NOT ALWAYS THE QUARTERBACK’S BURDEN
Sophomore signal caller Jeff Driskel has received plenty of well-deserved praise for his performance through the first four games of the season. But Driskel has yet to go up against a defense as dominant at LSU’s, and experience against Florida’s in practice situations does not compare.
Boasting one of the best defensive lines in the nation, the Tigers will be using a four-man rush most of the game and will certainly get to Driskel no matter how well the Gators’ offensive line plays. That is where Driskel’s mobility and ability to get out of the pocket come into play.
“Because of the four-man rush – they got speed on the edges and power in the middle – you just can’t sit back there seven yards and expect to pass the ball every play,” Pease said. “You got to move [Driskel] around. You got to sprint out, roll him a little bit, change where he’s going to be so they’re not going to always zero-in.”
While Driskel, as the quarterback, is the natural leader of Florida’s offense, Pease made sure to point out Tuesday that the success of that unit is not solely his responsibility come Saturday.
“It’s not always on his shoulders,” he said. “There’s guys around him that – it’s their job to execute also. He’s just got to get the ball in motion. When it is based on a throw or him making a play, he understands what he has to create and where to go with the football. I just think his knowledge has gotten a lot better. His questions on the field, what he’s seeing on film, the things he’s asking [are all improved].”
Instead Pease has Driskel focused on taking care of the football, managing the game and continuing to compete a high percentage of his passes. “He’s going to have to make a decision.

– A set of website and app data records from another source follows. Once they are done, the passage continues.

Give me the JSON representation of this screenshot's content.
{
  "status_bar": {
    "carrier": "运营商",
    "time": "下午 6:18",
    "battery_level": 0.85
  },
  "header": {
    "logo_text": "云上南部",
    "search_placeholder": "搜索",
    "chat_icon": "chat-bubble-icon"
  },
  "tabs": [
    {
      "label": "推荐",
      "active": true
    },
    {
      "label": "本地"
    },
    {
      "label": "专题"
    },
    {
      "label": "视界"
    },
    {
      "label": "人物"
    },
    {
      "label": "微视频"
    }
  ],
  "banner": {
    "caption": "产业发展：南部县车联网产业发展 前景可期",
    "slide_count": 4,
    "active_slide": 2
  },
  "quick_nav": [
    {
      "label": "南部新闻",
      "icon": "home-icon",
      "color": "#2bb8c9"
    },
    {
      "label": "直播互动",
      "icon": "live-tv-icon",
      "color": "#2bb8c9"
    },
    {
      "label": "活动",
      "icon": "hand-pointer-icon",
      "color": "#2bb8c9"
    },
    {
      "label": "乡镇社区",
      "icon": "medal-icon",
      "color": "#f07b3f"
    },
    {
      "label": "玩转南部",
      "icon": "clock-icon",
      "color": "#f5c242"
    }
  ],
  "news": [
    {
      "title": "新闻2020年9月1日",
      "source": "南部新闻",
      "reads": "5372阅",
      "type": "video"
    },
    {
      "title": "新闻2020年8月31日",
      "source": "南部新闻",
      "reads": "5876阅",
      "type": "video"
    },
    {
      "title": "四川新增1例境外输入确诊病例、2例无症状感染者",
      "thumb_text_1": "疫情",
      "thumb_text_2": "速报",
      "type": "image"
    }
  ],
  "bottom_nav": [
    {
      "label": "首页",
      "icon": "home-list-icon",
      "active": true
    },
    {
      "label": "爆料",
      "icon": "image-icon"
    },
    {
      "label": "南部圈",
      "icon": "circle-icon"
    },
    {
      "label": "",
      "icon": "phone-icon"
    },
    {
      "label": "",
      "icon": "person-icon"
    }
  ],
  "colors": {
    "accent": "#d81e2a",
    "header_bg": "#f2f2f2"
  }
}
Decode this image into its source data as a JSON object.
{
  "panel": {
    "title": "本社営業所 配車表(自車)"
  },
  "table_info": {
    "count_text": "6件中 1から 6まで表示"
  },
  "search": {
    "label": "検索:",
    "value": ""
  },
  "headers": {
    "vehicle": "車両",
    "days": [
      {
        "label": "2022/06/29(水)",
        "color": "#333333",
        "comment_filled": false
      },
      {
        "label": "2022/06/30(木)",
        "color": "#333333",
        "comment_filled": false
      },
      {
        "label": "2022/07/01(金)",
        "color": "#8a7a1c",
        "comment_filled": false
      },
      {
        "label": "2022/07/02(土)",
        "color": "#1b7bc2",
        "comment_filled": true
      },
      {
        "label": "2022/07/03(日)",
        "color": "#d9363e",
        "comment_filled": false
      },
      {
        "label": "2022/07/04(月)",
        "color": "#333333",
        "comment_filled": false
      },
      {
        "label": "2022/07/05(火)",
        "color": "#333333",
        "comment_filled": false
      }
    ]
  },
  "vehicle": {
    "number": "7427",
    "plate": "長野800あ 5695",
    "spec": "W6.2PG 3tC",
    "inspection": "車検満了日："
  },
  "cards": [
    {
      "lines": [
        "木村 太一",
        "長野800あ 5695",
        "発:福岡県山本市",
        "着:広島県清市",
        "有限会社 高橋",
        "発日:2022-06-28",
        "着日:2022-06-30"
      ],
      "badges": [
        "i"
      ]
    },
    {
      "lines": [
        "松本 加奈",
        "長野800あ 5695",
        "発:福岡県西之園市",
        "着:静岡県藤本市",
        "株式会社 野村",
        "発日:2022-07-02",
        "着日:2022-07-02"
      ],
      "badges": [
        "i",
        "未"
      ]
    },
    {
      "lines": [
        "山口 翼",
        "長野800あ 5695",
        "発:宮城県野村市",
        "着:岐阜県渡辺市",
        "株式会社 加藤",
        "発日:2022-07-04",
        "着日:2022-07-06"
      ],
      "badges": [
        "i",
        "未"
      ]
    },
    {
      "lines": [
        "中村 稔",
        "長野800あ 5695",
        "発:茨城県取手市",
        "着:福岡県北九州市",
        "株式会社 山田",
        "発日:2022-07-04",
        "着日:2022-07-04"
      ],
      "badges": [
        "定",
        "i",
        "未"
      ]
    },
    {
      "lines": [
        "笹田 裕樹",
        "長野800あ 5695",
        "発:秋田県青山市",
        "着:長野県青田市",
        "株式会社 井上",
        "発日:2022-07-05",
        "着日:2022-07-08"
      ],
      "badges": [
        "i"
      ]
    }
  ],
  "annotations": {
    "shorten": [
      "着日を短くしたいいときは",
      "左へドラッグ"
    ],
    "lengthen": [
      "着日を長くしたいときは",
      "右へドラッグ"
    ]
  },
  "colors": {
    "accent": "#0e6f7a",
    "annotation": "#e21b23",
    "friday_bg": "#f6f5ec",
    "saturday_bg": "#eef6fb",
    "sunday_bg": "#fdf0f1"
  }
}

Once he gets out of that pocket people are either open or they’re not,” he said. “There’s other guys around him. This isn’t about Jeff Driskel. This is about 11 guys out there executing a plan.”
HUNTER NO LONGER “FAT AND OUT OF SHAPE”

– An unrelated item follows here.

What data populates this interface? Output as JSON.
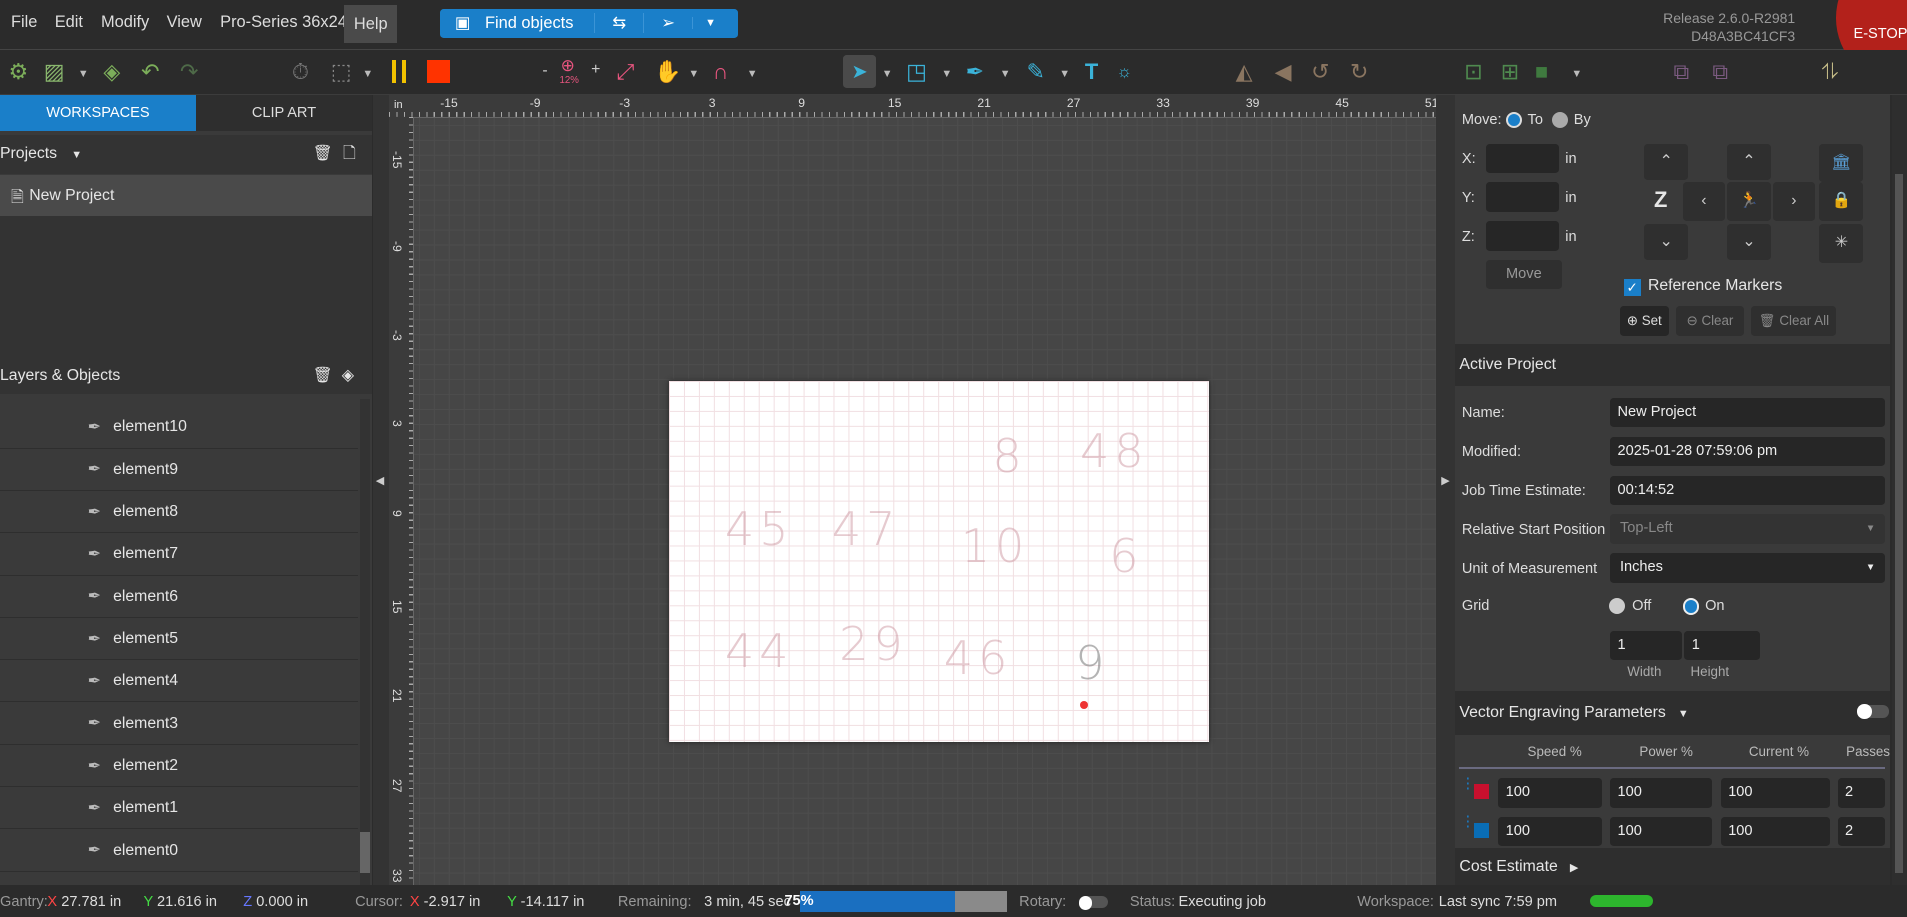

[EXPAND CLICK TO EXPAND and read the rest of this post.]If it seems to you like redshirt senior defensive tackle Omar Hunter has been taking his play to another level this season, well, that’s because it is exactly what he’s done. After years of toiling with back issues and a lack of playing time, Hunter has gone from sometimes afterthought to the Gators’ fourth leading tackler (17 through four games).
Asked Tuesday when he last dealt with back issues, Hunter responded in joke-serious fashion: “Since I was fat and out of shape – that’s probably the last time I had issues.”
Down to a svelte 313 lbs., Hunter is seeing increased reps and production while doing everything he can to help Florida’s defense succeed in his final season with the team. He is doing just that and even picked up an SEC Defensive Lineman of the Week nod (the first of his career) recently.
“Coming in as a freshman, I didn’t prepare myself the right way on the field or off the field,” he said. “The more and more I grew up, things started changing for me. I really grew up and started to put that extra work in on and off the field.”
Hunter is just one of the reasons why the Gators’ defense has picked up where it left off last season. He attributes the continued success to the overall attitude of the players.
“Guys are a lot tougher – mentally and physically – much more mature,” he said. “Guys have really been putting in the extra work this year, compared to last year [when] every guy worked hard but this year they’re going above and beyond.”
NOTES AND QUOTES
» Pease on if consideration has been giving to limiting senior running back Mike Gillislee’s carries to keep him fresh: “We’re going to do what we got to do. If he’s got to carry 30 times this game, carry 30. He’s got to carry it 12, carry it 12. Whatever it takes. He’s 22. He’s got good youth in him. I look at it like in the NFL. If the guy wants to play at the next level, he better be able to handle it 25 times a game. How strong are you in the fourth quarter? I think the kid’s good. Comparing him to Doug Martin when we were with Boise State, Doug Martin carried it 25-30 times a game. I don’t see any difference with Mike. He can handle that. We use other guys at other spots just to give him [a break]. Mike’s good at avoiding people. He’s not taking direct hits all the time. That’s one of his strengths.”
» Pease on the offensive line stepping up: “I think they have improved. We went from a big-sack game to no sacks. They’re always up for the challenge. That’s how those guys are. They don’t complain. They’re company-work guys. They get out there. We don’t have great, great depth. We have some good guys. Usually you like to have 12 guys; we have nine guys we’re rolling with, and they do a lot of work in practice.”
» Pease said that freshman left tackle D.J. Humphries is certainly in the mix for major playing time on Saturday and that he expects redshirt sophomore right tackle Chaz Green (ankle) to be available for the game.[/EXPAND]